As the Italians saying goes, chi non fa non falla (he who does nothing, does not fail), but this time a little bit of action was probably needed. The six actors – which stand for the five senses plus a «Sixth Power, call it the heart» imprisoned in the holy enclosure of the human body as described by the Nobel-prize nominee – share the lines between them with bored arbitrariness, without typifying any of their “characters” and consequently invalidating the choice of having so many performers on the stage in the first place. As a matter of fact, given the lack of dynamism and actual clash between the forces at play, this multitude of indiscernible voices resembles a filler ruse rather than a critical choice. And the same goes for the music (and the scenography). In his quest for composed deference, Koutsourelis creates a whole world of codes and enigmas that require our attention, eventually distracting us from «Kazantzakis’ though-agony» he so much wishes to focus our attention on.
The quid, then, is to run into the mistake of addition for fear of omitting something, to be so absorbed by structures to be unable to see how tall and thick is the wall we’re raising around the opus we’re so desperately trying to liberate.
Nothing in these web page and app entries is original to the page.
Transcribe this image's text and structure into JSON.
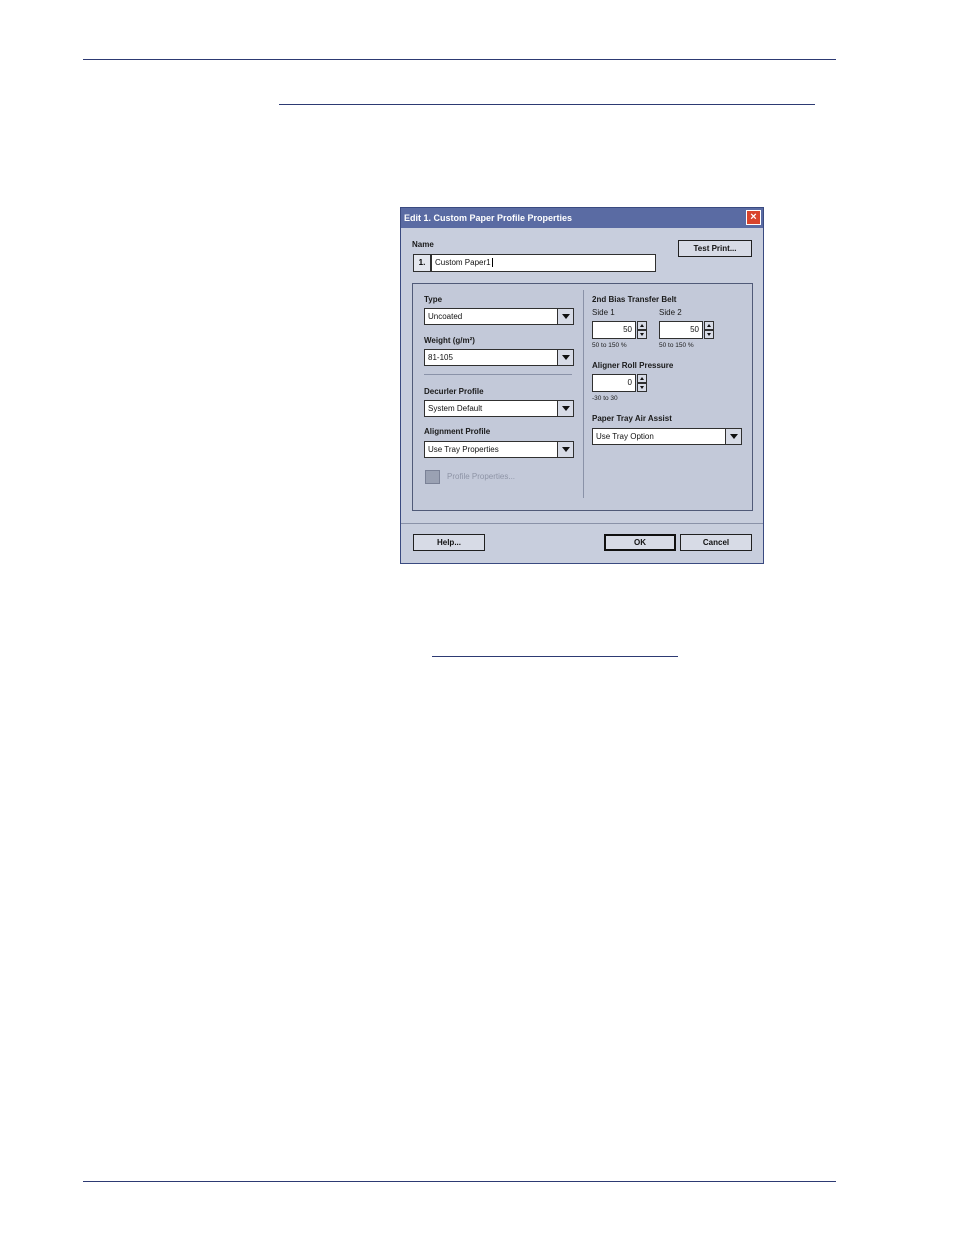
{
  "dialog": {
    "title": "Edit 1. Custom Paper Profile Properties",
    "close_glyph": "×",
    "name_label": "Name",
    "name_index": "1.",
    "name_value": "Custom Paper1",
    "test_print_label": "Test Print...",
    "type_label": "Type",
    "type_value": "Uncoated",
    "weight_label": "Weight (g/m²)",
    "weight_value": "81-105",
    "decurler_label": "Decurler Profile",
    "decurler_value": "System Default",
    "alignment_label": "Alignment Profile",
    "alignment_value": "Use Tray Properties",
    "profile_properties_label": "Profile Properties...",
    "bias_label": "2nd Bias Transfer Belt",
    "side1_label": "Side 1",
    "side1_value": "50",
    "side1_hint": "50 to 150 %",
    "side2_label": "Side 2",
    "side2_value": "50",
    "side2_hint": "50 to 150 %",
    "aligner_label": "Aligner Roll Pressure",
    "aligner_value": "0",
    "aligner_hint": "-30 to 30",
    "air_assist_label": "Paper Tray Air Assist",
    "air_assist_value": "Use Tray Option",
    "help_label": "Help...",
    "ok_label": "OK",
    "cancel_label": "Cancel"
  },
  "colors": {
    "titlebar": "#5a6ba3",
    "dialog_bg": "#c8cedd",
    "rule": "#2d3a73",
    "close": "#d9442c"
  }
}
The truth is, then, that he who does nothing, does not leave any trace of his passage, and every non-action disappears instantly, as if it were never even experienced. The solution, as actor Carmelo Bene would say, is both simple and frightful: «we have to ruin our ruins».
The show was played in
Foyer of the Theatre of the Society for Macedonian Studies (ΕΜΣ)
Ethnikis Amynis str. 2 – Thessaloniki
from 9 to 12 March 2017
Thursday, Friday and Saturday 21.00, Sunday 19.00
The National Theatre of Northern Greece (ΚΡΑΤΙΚΟ ΘΕΑΤΡΟ ΒΟΡΕΙΟΥ ΕΛΛΑΔΟΣ) presents
ΑΣΚΗΤΙΚΗ – Salvatores dei
written by Nikos Kazantzakis
stage instructor Andreas Koutsourelis
assistant director Stathis Voutos
sets-costumes supervision Maria Mylona
production manager Natalia Lambropoulou
cast Stathis Voutos, Kostas Itsios, Andreas Koutsourelis, Christos Mastrogiannidis, Nikos Nikolaou, Dimitris Paleochoritis